The latest software development paradigm, Agile, is one of the most pressing topics for the UX community currently. Put simply, if UX is to create positive outcomes for complex software projects, then engagement with approaches like Agile is a necessity.
A measure of how problematic the issue remains is that many UX conferences now have entire sessions devoted to the subject of how practitioners and developers can collaborate on Agile projects. At UXPA 2013 in Washington DC recently I heard other attendees share familiar ‘software project’ war stories about ridiculously aggressive timelines, technology solutions that were advanced too quickly to accommodate improvements and user insight-driven changes snuffed out by apparently inflexible developers.
What I find slightly disappointing about the current level of debate within the UX community is that as practitioners we are supposed to be experts at getting inside the heads of customers. We try to see the world through their eyes – and then design solutions that make sense from that perspective. Why then, as a field have we not applied these skills to properly comprehend the pressures and constraints which inform the practices of software developers?
In my experience, when UX teams working within development environments get into difficulty it is usually because they have committed one of the following two errors, both of which impact on user-centred design outcomes:
In both the scenarios above, there is a failure on the UX designers’ part to engage with the development framework in which they must work.
As I mentioned, Agile is the latest development approach that UX people are grappling with. It’s not my intention here to discuss Agile’s overall merits as a tool for rapid, cost-effective delivery of software (previous blog posts have commented on Agile’s pros and cons from a UX perspective). What is indisputable is that Agile is a reality the user experience community cannot get away from. So, how can user-centred design be safeguarded within an Agile approach?
I feel increasingly that the answer lies in applying Agile’s own best practices: comparing notes with others in the UX community, it does seem a great deal of what passes for ‘Agile’ development is nothing of the sort. Many practitioners I spoke to described similar experiences of ‘pseudo’-Agile formats, where the only ‘Agile’ aspect of the process was that everyone was expected to work crazy hours to deliver the solution to a ludicrously optimistic deadline.
It’s certainly my experience that development teams and stakeholders frequently do not want to abide by the rules of the game they themselves have chosen. That is a pity, as properly observed, these best practices can create an environment that is conducive to good user-centred design.

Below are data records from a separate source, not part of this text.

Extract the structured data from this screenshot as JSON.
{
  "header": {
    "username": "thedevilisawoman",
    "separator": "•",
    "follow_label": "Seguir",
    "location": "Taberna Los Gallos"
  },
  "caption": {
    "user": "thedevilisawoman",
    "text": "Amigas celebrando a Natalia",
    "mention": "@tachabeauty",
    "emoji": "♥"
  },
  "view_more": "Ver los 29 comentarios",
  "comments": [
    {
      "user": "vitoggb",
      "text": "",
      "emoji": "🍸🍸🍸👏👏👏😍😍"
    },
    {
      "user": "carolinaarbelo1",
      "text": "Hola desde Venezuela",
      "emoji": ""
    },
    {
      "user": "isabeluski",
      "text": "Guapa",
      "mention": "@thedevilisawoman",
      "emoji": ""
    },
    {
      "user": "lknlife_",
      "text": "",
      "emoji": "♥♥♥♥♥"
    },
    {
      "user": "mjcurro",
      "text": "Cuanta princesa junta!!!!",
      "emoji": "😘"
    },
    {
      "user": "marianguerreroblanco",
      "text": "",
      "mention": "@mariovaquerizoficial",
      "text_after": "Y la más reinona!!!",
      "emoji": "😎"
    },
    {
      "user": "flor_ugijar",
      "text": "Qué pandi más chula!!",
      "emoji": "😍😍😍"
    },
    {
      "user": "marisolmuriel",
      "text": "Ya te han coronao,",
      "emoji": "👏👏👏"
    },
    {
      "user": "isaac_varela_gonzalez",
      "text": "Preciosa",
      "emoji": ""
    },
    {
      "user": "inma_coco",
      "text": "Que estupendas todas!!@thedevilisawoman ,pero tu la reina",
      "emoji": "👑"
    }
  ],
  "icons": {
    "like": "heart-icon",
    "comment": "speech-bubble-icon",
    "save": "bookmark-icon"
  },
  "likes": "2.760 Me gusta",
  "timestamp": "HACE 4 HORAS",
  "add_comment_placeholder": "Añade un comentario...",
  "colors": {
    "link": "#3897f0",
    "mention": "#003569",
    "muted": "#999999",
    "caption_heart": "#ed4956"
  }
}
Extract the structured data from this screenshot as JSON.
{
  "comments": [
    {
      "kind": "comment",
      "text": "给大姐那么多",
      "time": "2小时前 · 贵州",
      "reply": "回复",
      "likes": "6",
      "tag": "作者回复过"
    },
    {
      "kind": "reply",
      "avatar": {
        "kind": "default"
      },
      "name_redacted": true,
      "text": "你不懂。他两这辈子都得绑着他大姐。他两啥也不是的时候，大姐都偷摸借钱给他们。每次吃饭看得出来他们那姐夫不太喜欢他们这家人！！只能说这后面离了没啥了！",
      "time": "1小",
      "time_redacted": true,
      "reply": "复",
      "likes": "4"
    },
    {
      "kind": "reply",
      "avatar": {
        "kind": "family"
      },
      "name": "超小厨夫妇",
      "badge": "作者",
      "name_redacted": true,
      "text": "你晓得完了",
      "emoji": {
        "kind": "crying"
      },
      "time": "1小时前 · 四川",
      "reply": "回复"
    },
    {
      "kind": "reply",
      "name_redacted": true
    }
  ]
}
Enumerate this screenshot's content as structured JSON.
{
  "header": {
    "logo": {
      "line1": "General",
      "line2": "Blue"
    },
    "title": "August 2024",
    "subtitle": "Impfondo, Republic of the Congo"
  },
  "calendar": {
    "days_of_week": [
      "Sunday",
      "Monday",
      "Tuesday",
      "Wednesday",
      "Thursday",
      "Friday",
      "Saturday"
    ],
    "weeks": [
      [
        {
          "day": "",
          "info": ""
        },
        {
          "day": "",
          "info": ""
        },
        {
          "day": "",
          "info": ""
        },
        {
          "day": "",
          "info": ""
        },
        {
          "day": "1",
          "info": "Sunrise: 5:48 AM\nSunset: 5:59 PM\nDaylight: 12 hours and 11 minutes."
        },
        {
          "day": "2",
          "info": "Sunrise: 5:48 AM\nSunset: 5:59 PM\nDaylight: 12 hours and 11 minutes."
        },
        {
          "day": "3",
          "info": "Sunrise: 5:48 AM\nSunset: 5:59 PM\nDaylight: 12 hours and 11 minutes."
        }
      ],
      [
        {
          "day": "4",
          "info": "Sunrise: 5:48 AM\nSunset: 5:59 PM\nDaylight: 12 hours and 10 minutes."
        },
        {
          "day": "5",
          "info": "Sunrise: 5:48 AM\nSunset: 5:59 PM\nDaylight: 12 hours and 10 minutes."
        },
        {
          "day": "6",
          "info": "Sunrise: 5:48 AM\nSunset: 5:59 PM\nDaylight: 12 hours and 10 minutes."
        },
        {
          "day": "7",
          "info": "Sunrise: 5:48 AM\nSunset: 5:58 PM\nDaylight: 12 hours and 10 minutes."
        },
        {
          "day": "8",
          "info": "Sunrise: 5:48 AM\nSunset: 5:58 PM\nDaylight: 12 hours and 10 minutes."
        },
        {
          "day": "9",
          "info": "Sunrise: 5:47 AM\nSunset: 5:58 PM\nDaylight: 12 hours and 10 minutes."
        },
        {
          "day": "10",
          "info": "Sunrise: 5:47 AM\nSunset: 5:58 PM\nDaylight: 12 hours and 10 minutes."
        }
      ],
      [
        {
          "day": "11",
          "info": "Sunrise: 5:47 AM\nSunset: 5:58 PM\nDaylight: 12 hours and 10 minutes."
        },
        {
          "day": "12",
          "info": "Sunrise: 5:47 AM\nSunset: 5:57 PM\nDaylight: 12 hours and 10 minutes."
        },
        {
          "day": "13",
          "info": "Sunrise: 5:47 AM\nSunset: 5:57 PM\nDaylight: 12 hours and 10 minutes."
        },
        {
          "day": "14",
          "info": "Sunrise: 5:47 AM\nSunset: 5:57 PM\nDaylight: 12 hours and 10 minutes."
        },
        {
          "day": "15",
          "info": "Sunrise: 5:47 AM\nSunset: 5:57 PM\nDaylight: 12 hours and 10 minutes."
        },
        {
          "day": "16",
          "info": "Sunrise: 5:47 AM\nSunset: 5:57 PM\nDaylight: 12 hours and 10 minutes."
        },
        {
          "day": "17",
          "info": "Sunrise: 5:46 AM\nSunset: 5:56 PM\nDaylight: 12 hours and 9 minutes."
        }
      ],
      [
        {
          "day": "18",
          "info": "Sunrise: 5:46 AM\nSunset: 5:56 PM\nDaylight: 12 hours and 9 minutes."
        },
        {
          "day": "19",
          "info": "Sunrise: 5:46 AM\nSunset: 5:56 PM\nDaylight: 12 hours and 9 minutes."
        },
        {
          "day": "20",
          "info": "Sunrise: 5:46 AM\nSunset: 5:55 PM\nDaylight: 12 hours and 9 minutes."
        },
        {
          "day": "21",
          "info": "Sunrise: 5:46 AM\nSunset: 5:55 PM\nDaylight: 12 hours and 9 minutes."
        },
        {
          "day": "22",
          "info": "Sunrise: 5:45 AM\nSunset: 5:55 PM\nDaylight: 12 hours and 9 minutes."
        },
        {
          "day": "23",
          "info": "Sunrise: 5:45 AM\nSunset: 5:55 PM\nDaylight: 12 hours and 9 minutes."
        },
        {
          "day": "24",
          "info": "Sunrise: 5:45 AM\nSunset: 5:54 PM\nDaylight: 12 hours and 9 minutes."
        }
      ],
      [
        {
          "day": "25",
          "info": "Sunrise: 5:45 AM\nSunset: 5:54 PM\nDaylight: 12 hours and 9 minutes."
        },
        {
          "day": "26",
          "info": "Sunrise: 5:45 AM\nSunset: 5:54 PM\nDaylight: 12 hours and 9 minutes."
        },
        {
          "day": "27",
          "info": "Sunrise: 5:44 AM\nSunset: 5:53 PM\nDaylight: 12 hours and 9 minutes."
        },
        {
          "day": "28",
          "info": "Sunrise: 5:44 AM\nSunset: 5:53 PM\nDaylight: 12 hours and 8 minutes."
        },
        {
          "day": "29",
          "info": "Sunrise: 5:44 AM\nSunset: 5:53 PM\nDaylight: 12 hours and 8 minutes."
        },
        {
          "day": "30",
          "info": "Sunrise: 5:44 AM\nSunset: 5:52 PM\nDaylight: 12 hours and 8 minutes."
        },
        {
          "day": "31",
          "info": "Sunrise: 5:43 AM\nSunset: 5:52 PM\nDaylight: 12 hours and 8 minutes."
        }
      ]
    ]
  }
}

To illustrate the point, consider that the Agile Manifesto‘s four key principles:
All of these factors can add up to projects which are only superficially ‘Agile’. Project stakeholders appear to have a fast-moving and iterative production process, but in reality much of the fundamental Agile philosophy is not being observed.
Here then, are my big 4 suggestions for making Agile the friend of UX design:
1. Identify ‘Big Ideas’, not Big Design, upfront
2. Do not over-specify UI design early on:
3. Make UX an Agile activity:
4. ‘Adequate and real’ is better than ‘Great but imagined’